== Items from an interface collection ==
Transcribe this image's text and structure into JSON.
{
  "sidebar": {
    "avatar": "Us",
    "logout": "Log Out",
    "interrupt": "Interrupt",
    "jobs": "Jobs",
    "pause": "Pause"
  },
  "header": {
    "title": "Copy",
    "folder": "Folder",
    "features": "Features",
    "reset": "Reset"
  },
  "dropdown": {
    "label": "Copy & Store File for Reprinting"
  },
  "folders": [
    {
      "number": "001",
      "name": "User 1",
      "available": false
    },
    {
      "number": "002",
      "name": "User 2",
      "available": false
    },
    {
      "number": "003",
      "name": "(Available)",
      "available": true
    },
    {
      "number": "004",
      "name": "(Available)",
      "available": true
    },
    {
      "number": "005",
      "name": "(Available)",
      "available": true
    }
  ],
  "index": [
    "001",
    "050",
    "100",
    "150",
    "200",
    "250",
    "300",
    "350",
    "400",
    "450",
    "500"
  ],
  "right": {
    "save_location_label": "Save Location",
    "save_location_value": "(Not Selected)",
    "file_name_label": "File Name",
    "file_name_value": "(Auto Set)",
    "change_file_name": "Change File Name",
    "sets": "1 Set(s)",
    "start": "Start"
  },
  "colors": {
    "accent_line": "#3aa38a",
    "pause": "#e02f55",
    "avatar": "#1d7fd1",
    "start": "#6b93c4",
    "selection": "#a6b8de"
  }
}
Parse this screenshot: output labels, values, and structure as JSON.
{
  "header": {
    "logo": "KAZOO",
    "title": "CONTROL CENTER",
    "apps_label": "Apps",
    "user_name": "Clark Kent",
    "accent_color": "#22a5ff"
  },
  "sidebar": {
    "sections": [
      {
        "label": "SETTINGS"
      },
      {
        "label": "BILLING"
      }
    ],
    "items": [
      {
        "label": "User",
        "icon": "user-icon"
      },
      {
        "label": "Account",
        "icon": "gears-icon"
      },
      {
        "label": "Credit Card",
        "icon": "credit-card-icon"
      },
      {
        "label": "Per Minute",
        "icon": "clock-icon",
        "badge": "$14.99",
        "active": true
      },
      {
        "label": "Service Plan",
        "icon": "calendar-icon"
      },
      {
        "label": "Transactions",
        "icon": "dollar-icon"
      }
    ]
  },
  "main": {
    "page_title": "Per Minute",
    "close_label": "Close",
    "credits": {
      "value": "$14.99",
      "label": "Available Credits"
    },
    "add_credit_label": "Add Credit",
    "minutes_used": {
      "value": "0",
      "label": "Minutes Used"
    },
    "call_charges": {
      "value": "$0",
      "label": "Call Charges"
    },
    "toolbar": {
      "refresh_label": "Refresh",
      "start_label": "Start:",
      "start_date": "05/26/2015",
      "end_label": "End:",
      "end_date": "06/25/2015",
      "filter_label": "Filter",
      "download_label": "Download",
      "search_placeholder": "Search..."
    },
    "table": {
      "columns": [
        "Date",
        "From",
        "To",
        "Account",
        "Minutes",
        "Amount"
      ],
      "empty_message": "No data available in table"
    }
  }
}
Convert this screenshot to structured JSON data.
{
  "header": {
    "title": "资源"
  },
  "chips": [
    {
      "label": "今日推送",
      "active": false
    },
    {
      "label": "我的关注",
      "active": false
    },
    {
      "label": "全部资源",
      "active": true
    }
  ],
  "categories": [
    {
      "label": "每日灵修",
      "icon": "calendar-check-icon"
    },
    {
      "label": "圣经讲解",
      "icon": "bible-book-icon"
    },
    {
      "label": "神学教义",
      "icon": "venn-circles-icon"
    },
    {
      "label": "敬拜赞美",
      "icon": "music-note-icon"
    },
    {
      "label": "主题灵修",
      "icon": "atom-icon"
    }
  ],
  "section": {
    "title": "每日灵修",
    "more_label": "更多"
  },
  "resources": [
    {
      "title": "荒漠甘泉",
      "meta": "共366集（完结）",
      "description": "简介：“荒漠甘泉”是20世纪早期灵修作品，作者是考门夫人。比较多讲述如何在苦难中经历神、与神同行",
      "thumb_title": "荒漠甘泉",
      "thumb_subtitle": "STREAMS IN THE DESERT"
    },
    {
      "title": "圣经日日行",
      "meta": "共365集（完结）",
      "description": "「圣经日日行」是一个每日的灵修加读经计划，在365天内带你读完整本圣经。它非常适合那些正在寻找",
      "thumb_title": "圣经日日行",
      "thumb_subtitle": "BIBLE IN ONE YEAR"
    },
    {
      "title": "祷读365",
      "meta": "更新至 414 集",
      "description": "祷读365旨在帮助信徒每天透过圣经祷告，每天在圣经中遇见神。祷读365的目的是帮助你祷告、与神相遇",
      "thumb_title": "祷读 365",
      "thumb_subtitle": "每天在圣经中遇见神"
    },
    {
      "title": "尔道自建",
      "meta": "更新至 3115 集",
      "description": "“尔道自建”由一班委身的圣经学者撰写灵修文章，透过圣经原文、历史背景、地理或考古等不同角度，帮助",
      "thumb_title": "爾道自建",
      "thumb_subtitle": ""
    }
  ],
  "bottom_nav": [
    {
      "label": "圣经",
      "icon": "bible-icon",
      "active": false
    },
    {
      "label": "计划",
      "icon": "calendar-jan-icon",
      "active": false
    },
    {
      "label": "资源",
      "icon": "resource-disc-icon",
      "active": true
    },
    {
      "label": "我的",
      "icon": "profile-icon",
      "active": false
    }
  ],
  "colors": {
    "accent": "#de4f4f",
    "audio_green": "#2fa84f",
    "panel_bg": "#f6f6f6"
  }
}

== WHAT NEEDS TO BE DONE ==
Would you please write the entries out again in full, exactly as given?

== TASK RESULT ==
Transcribe this image's text and structure into JSON.
{
  "sidebar": {
    "avatar": "Us",
    "logout": "Log Out",
    "interrupt": "Interrupt",
    "jobs": "Jobs",
    "pause": "Pause"
  },
  "header": {
    "title": "Copy",
    "folder": "Folder",
    "features": "Features",
    "reset": "Reset"
  },
  "dropdown": {
    "label": "Copy & Store File for Reprinting"
  },
  "folders": [
    {
      "number": "001",
      "name": "User 1",
      "available": false
    },
    {
      "number": "002",
      "name": "User 2",
      "available": false
    },
    {
      "number": "003",
      "name": "(Available)",
      "available": true
    },
    {
      "number": "004",
      "name": "(Available)",
      "available": true
    },
    {
      "number": "005",
      "name": "(Available)",
      "available": true
    }
  ],
  "index": [
    "001",
    "050",
    "100",
    "150",
    "200",
    "250",
    "300",
    "350",
    "400",
    "450",
    "500"
  ],
  "right": {
    "save_location_label": "Save Location",
    "save_location_value": "(Not Selected)",
    "file_name_label": "File Name",
    "file_name_value": "(Auto Set)",
    "change_file_name": "Change File Name",
    "sets": "1 Set(s)",
    "start": "Start"
  },
  "colors": {
    "accent_line": "#3aa38a",
    "pause": "#e02f55",
    "avatar": "#1d7fd1",
    "start": "#6b93c4",
    "selection": "#a6b8de"
  }
}
Parse this screenshot: output labels, values, and structure as JSON.
{
  "header": {
    "logo": "KAZOO",
    "title": "CONTROL CENTER",
    "apps_label": "Apps",
    "user_name": "Clark Kent",
    "accent_color": "#22a5ff"
  },
  "sidebar": {
    "sections": [
      {
        "label": "SETTINGS"
      },
      {
        "label": "BILLING"
      }
    ],
    "items": [
      {
        "label": "User",
        "icon": "user-icon"
      },
      {
        "label": "Account",
        "icon": "gears-icon"
      },
      {
        "label": "Credit Card",
        "icon": "credit-card-icon"
      },
      {
        "label": "Per Minute",
        "icon": "clock-icon",
        "badge": "$14.99",
        "active": true
      },
      {
        "label": "Service Plan",
        "icon": "calendar-icon"
      },
      {
        "label": "Transactions",
        "icon": "dollar-icon"
      }
    ]
  },
  "main": {
    "page_title": "Per Minute",
    "close_label": "Close",
    "credits": {
      "value": "$14.99",
      "label": "Available Credits"
    },
    "add_credit_label": "Add Credit",
    "minutes_used": {
      "value": "0",
      "label": "Minutes Used"
    },
    "call_charges": {
      "value": "$0",
      "label": "Call Charges"
    },
    "toolbar": {
      "refresh_label": "Refresh",
      "start_label": "Start:",
      "start_date": "05/26/2015",
      "end_label": "End:",
      "end_date": "06/25/2015",
      "filter_label": "Filter",
      "download_label": "Download",
      "search_placeholder": "Search..."
    },
    "table": {
      "columns": [
        "Date",
        "From",
        "To",
        "Account",
        "Minutes",
        "Amount"
      ],
      "empty_message": "No data available in table"
    }
  }
}
Convert this screenshot to structured JSON data.
{
  "header": {
    "title": "资源"
  },
  "chips": [
    {
      "label": "今日推送",
      "active": false
    },
    {
      "label": "我的关注",
      "active": false
    },
    {
      "label": "全部资源",
      "active": true
    }
  ],
  "categories": [
    {
      "label": "每日灵修",
      "icon": "calendar-check-icon"
    },
    {
      "label": "圣经讲解",
      "icon": "bible-book-icon"
    },
    {
      "label": "神学教义",
      "icon": "venn-circles-icon"
    },
    {
      "label": "敬拜赞美",
      "icon": "music-note-icon"
    },
    {
      "label": "主题灵修",
      "icon": "atom-icon"
    }
  ],
  "section": {
    "title": "每日灵修",
    "more_label": "更多"
  },
  "resources": [
    {
      "title": "荒漠甘泉",
      "meta": "共366集（完结）",
      "description": "简介：“荒漠甘泉”是20世纪早期灵修作品，作者是考门夫人。比较多讲述如何在苦难中经历神、与神同行",
      "thumb_title": "荒漠甘泉",
      "thumb_subtitle": "STREAMS IN THE DESERT"
    },
    {
      "title": "圣经日日行",
      "meta": "共365集（完结）",
      "description": "「圣经日日行」是一个每日的灵修加读经计划，在365天内带你读完整本圣经。它非常适合那些正在寻找",
      "thumb_title": "圣经日日行",
      "thumb_subtitle": "BIBLE IN ONE YEAR"
    },
    {
      "title": "祷读365",
      "meta": "更新至 414 集",
      "description": "祷读365旨在帮助信徒每天透过圣经祷告，每天在圣经中遇见神。祷读365的目的是帮助你祷告、与神相遇",
      "thumb_title": "祷读 365",
      "thumb_subtitle": "每天在圣经中遇见神"
    },
    {
      "title": "尔道自建",
      "meta": "更新至 3115 集",
      "description": "“尔道自建”由一班委身的圣经学者撰写灵修文章，透过圣经原文、历史背景、地理或考古等不同角度，帮助",
      "thumb_title": "爾道自建",
      "thumb_subtitle": ""
    }
  ],
  "bottom_nav": [
    {
      "label": "圣经",
      "icon": "bible-icon",
      "active": false
    },
    {
      "label": "计划",
      "icon": "calendar-jan-icon",
      "active": false
    },
    {
      "label": "资源",
      "icon": "resource-disc-icon",
      "active": true
    },
    {
      "label": "我的",
      "icon": "profile-icon",
      "active": false
    }
  ],
  "colors": {
    "accent": "#de4f4f",
    "audio_green": "#2fa84f",
    "panel_bg": "#f6f6f6"
  }
}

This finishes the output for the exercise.